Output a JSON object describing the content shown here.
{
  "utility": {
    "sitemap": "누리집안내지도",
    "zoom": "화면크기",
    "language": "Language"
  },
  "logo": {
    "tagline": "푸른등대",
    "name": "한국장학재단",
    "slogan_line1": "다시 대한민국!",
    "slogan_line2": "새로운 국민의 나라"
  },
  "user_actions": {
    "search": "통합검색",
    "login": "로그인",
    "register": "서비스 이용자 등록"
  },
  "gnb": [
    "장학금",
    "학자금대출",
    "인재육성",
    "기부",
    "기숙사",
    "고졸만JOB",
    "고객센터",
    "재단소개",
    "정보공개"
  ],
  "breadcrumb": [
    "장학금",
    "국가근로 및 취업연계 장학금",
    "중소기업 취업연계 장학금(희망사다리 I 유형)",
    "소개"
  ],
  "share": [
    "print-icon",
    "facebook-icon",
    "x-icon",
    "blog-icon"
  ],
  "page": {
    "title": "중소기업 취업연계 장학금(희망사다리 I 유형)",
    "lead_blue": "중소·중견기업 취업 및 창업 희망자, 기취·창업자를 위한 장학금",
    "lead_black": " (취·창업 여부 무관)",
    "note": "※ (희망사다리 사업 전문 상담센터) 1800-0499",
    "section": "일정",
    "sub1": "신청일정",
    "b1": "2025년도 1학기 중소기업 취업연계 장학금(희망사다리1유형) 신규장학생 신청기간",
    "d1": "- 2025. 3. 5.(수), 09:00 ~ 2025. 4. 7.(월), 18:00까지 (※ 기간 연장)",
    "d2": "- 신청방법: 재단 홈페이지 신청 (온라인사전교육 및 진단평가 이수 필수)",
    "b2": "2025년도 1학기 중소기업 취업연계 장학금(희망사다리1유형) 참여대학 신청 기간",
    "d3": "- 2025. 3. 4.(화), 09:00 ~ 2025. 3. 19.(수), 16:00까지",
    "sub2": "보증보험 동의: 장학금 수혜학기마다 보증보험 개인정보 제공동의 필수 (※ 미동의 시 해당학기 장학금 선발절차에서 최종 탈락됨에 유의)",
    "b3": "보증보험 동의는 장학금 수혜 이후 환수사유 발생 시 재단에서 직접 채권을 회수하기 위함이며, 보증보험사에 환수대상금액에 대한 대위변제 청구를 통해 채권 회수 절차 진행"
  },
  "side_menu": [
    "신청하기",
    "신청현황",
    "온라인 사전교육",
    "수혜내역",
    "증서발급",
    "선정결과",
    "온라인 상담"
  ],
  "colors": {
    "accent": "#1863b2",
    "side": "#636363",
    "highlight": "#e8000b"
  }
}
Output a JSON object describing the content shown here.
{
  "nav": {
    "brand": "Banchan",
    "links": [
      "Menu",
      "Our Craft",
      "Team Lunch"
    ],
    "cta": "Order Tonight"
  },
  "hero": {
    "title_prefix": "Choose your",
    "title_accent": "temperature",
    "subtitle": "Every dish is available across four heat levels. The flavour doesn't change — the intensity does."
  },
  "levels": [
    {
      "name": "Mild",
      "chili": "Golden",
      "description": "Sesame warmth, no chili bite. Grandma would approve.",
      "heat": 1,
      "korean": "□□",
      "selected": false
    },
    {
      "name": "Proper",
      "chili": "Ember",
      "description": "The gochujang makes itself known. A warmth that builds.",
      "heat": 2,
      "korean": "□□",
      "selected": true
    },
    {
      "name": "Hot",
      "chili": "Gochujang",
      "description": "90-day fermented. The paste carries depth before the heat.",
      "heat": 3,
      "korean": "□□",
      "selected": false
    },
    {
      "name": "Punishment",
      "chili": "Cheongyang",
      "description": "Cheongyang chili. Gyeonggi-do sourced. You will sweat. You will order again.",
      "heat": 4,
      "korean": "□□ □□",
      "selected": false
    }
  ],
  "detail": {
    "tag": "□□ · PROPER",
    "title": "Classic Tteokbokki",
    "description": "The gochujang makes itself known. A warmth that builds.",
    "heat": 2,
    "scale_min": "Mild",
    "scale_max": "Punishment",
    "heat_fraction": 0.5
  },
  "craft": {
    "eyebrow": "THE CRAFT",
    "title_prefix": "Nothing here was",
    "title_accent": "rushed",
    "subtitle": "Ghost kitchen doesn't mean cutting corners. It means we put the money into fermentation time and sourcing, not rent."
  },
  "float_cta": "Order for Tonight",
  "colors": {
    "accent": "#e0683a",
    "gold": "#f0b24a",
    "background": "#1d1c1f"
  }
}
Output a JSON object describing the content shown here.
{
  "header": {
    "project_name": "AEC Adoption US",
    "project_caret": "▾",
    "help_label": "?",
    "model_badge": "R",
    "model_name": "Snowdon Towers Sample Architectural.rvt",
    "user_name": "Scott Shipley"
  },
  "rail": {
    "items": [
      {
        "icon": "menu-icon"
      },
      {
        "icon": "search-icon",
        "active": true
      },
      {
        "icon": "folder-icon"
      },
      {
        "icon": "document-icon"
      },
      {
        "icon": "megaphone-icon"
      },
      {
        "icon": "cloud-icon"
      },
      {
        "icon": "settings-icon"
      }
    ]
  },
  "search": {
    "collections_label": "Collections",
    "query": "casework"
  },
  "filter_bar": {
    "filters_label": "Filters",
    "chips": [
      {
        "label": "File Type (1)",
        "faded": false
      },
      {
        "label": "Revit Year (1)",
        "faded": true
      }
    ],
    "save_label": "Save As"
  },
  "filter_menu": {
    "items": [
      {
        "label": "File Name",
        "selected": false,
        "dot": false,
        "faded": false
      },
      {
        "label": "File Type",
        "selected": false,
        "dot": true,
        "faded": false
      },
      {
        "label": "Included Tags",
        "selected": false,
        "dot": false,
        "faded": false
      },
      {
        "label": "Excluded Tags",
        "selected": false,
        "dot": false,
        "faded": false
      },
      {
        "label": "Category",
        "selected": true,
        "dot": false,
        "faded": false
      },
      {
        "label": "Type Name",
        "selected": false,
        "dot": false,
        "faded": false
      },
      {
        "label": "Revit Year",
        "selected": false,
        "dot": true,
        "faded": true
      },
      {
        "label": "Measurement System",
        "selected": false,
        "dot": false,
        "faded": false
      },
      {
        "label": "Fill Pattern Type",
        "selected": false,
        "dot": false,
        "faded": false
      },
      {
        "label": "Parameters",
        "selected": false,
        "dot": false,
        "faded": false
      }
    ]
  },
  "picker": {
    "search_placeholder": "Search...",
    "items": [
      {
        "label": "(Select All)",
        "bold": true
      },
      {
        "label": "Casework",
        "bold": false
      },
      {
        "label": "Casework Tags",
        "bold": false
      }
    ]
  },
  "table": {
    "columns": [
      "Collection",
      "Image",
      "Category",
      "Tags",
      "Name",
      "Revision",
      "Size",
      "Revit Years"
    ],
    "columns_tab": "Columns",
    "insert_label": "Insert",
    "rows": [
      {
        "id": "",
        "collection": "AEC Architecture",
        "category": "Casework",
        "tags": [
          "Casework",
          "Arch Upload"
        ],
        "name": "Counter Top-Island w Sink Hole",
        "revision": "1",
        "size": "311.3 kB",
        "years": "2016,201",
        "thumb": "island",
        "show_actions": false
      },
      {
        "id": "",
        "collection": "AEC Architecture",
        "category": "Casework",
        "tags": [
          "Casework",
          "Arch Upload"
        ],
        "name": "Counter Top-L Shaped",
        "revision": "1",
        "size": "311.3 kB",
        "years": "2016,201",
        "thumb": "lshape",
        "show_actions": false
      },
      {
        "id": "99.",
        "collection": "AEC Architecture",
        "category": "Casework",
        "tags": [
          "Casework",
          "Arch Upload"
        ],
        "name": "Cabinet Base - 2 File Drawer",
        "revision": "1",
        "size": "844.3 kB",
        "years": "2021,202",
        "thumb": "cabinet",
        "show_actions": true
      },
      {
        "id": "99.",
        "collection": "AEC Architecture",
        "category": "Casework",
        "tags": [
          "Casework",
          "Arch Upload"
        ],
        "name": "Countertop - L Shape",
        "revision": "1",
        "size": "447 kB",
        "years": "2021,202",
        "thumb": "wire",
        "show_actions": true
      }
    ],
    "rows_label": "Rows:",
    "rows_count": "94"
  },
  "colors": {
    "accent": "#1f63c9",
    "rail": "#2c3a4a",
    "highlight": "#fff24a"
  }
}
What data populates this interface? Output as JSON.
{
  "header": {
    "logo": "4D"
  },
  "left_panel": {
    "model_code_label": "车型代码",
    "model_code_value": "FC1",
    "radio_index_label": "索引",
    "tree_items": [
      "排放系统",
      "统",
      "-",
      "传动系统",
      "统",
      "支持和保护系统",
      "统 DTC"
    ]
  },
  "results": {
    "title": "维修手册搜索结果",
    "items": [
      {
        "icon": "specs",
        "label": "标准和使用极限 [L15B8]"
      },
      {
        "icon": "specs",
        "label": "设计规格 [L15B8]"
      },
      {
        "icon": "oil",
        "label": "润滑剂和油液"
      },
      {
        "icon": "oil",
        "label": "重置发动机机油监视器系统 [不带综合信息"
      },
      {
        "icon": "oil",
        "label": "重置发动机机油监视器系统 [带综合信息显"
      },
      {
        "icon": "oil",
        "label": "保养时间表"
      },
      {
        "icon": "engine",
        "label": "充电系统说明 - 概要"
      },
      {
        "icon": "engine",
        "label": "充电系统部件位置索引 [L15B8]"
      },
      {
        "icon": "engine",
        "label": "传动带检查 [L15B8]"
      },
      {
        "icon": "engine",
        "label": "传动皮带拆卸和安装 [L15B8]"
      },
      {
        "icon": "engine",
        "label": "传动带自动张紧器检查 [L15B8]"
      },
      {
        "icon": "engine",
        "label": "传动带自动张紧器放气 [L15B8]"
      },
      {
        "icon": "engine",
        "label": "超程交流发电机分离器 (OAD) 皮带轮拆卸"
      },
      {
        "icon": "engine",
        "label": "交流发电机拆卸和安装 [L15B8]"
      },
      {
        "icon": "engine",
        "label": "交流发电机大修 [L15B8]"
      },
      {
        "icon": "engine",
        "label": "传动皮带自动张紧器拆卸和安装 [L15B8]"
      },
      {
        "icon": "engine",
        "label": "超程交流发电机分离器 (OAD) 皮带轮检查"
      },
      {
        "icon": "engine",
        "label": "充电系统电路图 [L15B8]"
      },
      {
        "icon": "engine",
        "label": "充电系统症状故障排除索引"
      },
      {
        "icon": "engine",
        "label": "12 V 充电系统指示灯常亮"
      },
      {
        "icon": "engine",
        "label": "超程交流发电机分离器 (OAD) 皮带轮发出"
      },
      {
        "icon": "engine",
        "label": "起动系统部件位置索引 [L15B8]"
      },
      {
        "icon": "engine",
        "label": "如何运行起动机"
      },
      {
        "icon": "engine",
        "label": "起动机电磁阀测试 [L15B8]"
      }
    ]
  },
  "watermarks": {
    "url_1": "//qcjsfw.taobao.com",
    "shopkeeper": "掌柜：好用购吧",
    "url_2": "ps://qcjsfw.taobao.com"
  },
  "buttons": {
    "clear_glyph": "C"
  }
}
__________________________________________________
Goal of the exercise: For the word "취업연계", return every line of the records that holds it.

Written solution:
    "국가근로 및 취업연계 장학금",
    "중소기업 취업연계 장학금(희망사다리 I 유형)",
    "title": "중소기업 취업연계 장학금(희망사다리 I 유형)",
    "b1": "2025년도 1학기 중소기업 취업연계 장학금(희망사다리1유형) 신규장학생 신청기간",
    "b2": "2025년도 1학기 중소기업 취업연계 장학금(희망사다리1유형) 참여대학 신청 기간",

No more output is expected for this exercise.